It would be a huge lie to say that there is a person on Earth whose life was not affected by the COVID-19 pandemic and its consequences. To greater or lesser extent everyone's lives were divided into “before” and “after”. Of course, each of us will draw own lessons and own conclusions. But, since there is already enough sad and devastating things happened on Earth these days, I would like to concentrate on more positive things in my story. I would like to start with the fact that before the global lockdown my life could not be called any unusual or extraordinary. Like many of my peers, I went to university, worked out in the gym – you can me “generic” if you want. For me being at home is one of the best ways to spend time. I see nothing wrong with staying at home instead of going to the cinema and reading a book or watching the same movie while lying on the couch. So, I can't say that after the announcement of restrictions on attending events and everything else, my life rotated 180 degrees. “Loneliness” in this case gives you a lot of time and space to think, and sometimes you find your train of thoughts in the most unexpected place. And I found mine here, reflecting on what's changed in my life during the lockdown.
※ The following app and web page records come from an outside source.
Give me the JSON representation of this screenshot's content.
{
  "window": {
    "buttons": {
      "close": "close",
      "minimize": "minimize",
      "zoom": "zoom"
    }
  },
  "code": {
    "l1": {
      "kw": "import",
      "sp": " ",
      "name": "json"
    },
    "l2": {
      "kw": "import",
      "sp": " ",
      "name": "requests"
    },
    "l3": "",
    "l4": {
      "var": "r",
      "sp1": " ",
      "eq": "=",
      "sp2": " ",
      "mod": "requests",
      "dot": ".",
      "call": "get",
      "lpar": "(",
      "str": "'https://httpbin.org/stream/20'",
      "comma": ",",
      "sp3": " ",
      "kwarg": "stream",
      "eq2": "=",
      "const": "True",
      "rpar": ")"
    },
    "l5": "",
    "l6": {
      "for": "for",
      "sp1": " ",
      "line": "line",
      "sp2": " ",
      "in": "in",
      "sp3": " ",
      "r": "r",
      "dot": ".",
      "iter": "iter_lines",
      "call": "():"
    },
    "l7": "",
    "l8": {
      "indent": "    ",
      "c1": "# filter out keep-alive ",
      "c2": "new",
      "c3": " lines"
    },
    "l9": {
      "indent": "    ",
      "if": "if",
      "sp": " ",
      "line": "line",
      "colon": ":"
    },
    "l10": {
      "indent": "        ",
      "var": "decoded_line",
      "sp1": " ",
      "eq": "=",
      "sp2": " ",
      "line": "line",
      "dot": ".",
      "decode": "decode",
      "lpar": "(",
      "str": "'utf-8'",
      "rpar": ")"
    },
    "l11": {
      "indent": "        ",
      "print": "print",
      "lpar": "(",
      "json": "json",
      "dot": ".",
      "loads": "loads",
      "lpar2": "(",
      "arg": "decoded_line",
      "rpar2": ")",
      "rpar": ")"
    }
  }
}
Being all by myself allowed me to learn and rethink some things in my life. Here are some of them: 1. Cooking. Frankly, kitchen was the last place where I expected to find myself. But as it turned out, I'm not completely hopeless at cooking, and sometimes it's even very exciting to cook, especially if you set some goal, like, to treat yourself or your close ones. It can be anything, really. For me, it was about switching to more healthy food and simple recipes. 2. Languages. The pandemic allowed me to register for the Finnish language course, which I had wanted to study for a long time. The course, by the way, turned out to be very informative and contains many additional resources to continue learning the language. So, I hope to stick to my routine of learning Finnish as long as I can understand a word 😊 3. New training routines. Working out is what keeps me sane during my whole life. Therefore, when trainings at the stadium were canceled, I had to look for a replacement in order to keep my body ready for future competitions. As a result, I concentrated on basic exercises and techniques, and also included exercises to strengthen my weaknesses, for example, footwork, which is essential in order to increase your strength, and maximize your performance. Now I understand more about how my body should work during the run. 4. Planning. Of course, when you build huge plans in your head about how to spend the time during the pandemic as productively as possible, there will always be a confusion about their implementation of you lack time-management skills. Planning comes to the rescue here. As it turned out, all these nice little books can really help in the proper preparation of your schedule, and not just collect dust on your desk. 5. Last but not least is my realization that the thought expressed on paper sometimes helps to clear and reload my head. Therefore, for me, writing this post is a kind of catharsis, through the text I can see a retrospective and, having put on it the existing knowledge, draw the right conclusions in order to make my life better. I am in no way saying that this is the only true way, no. But it really worked for me. Keeping journals or diaries is like a therapy session in my case. If you are afraid to share your thoughts with someone else or can't talk about such things without being accused of whining, I suppose, this'll work for you, too. So, what I want to say is that, in the end of the day, I would like to see the people in the world being happy rather than depressed all the time. Therefore, it is so important and necessary to look for positive aspects in any situation, because in the end you are the sum of choices made in your whole life. And it is very short to spend it on doubts, suffering and distress over the fact that you did not try something or did not learn. Therefore, it is not so important that my experience cannot be fully applied to others, because this is a normal process, since we are all unique. The most important thing is to think about whether you are really happy with how your life goes. Because now is the high time to do it.